On Tuesday, June 12, members of the Shreveport City Council unanimously approved moving $1.2m in federal grant dollars to allow for the construction of the much- talked about Shreveport Common park. Groundbreaking is expected in the late summer. With minimal weather delays, the park could be open in 6-8 months.

The 2.4 acre site sits in the middle of the westernmost part of Downtown, an area bounded by Cotton, Texas Avenue and Crockett Street sitting in the Shreveport Downtown Commercial Historic District. This 2.4 acres is made up of the the foundations of 10 concrete slabs; buildings that over the years have come down due to neglect or business decision. As unfortunate as that is, the large, unattractive space presented an opportunity to do something both special and unique.

Plans for the city’s first urban park include green grassy space, walking paths, an area for food trucks, and a community space intended to be programmed with music, dance, theater and other  events. There is a rainwater irrigation system called a bioswale, and the opportunity to add more features as private donations are made. Additional potential amenities include a water misting site for cooling on hot days, a giant video wall for outdoor movie viewing, a sculpture garden and a stage.

Private donations are already beginning to come in.

The Shreveport Common 9-block art and culture district was created in the aftermath of a 2009 fire that destroyed the Shreveport Regional Arts Council’s (SRAC) offices at Princess Park. SRAC was given the opportunity to move into the then-vacant original Central Fire Station at 801 Crockett Street, but that offer came with strings attached- those strings included assisting in the transformation of an entire neighborhood utilizing something called Creative Placemaking. The power of arts, culture and creativity would be leveraged to create vibrancy and development.

The 9-block area has seen an infusion of both public and private investment in the ensuing years. City bond funds have improved city facilities including Municipal Auditorium, Oakland Cemetery and Elvis Presley Boulevard. Private building owners have rehabbed formerly-vacant and underutilized spaces into apartments, offices, and art hubs, but the area, and developers have been waiting for the park.

Additional downtown greenspace is on of the most highly-requested wants by residents and office workers. Other than the courthouse lawn which is off-limits to dogs, there is no grassy space near the Central Business District, no cool treed location to hang out and visit a food truck, no place to play catch with a furry friend. Even more than the amenity of a green space is the economic development it helps spur. It encourages a rise in property values all around, it creates a desire to be a part of this cool new thing.

It’s hard to say that parks are more important than basic needs of streets and sewer lines and drainage so it helps that this $1.2m in federal dollars was restricted in what it could be used for and where it could be used. As a shovel-ready project, Shreveport Common checked all the federal boxes.

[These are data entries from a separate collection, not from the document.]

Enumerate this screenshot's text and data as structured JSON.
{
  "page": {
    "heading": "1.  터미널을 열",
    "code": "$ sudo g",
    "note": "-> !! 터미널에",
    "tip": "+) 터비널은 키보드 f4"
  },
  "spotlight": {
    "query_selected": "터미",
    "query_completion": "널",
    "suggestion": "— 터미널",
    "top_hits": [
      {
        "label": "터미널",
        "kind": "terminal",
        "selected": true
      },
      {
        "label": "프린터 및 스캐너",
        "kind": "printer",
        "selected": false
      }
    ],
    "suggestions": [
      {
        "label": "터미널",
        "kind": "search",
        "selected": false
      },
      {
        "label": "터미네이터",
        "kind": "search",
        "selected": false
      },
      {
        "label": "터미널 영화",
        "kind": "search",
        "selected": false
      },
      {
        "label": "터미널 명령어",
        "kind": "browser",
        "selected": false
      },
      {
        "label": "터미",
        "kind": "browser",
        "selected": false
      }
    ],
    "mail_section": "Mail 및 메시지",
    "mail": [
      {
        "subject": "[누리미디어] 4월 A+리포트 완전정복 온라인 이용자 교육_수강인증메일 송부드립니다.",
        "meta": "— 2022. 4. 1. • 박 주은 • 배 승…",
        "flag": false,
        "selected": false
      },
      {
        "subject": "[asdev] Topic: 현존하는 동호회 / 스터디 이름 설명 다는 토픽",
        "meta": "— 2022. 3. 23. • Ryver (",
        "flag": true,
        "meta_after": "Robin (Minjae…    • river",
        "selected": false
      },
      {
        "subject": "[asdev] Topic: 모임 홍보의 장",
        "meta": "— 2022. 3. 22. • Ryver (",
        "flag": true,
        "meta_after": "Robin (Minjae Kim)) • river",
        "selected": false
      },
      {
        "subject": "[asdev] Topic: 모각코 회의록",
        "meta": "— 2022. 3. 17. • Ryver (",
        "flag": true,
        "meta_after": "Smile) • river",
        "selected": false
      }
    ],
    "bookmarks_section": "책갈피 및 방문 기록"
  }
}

It’s an exciting time for Shreveport Common and the downtown that it is a part of, and we look forward to seeing green grass instead of green-painted concrete in the not-too-distant future.